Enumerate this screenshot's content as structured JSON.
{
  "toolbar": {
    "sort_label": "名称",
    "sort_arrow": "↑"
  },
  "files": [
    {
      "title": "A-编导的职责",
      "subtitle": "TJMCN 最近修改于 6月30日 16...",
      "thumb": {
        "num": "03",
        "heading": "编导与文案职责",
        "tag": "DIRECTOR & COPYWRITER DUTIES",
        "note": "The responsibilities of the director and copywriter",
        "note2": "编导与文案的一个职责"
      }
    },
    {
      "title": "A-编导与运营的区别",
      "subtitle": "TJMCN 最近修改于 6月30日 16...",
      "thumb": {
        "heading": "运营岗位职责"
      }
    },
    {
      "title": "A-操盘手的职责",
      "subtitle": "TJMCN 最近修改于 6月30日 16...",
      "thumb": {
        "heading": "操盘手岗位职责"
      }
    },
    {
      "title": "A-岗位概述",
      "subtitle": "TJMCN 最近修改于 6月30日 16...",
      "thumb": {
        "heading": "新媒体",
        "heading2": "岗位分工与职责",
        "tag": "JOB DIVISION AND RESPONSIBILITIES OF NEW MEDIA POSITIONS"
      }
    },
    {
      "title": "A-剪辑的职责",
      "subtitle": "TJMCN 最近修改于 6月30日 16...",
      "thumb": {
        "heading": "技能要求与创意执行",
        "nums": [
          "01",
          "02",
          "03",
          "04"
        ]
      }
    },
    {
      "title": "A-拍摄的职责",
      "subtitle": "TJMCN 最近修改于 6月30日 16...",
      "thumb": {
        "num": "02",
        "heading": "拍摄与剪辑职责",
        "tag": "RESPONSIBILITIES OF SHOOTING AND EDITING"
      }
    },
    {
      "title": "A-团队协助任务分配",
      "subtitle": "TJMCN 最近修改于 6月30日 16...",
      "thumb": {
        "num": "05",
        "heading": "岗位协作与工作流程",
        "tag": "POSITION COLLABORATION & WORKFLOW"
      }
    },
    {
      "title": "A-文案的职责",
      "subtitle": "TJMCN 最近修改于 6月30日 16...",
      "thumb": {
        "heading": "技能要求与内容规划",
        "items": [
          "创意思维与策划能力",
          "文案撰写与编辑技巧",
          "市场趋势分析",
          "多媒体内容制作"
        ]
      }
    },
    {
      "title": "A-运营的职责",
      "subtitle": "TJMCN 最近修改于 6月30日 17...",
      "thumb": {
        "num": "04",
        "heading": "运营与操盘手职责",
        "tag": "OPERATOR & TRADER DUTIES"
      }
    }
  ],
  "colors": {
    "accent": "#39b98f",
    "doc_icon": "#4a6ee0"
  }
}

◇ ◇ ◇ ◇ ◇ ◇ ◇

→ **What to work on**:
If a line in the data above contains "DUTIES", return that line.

→ **Exercise output**:
        "tag": "DIRECTOR & COPYWRITER DUTIES",
        "tag": "OPERATOR & TRADER DUTIES"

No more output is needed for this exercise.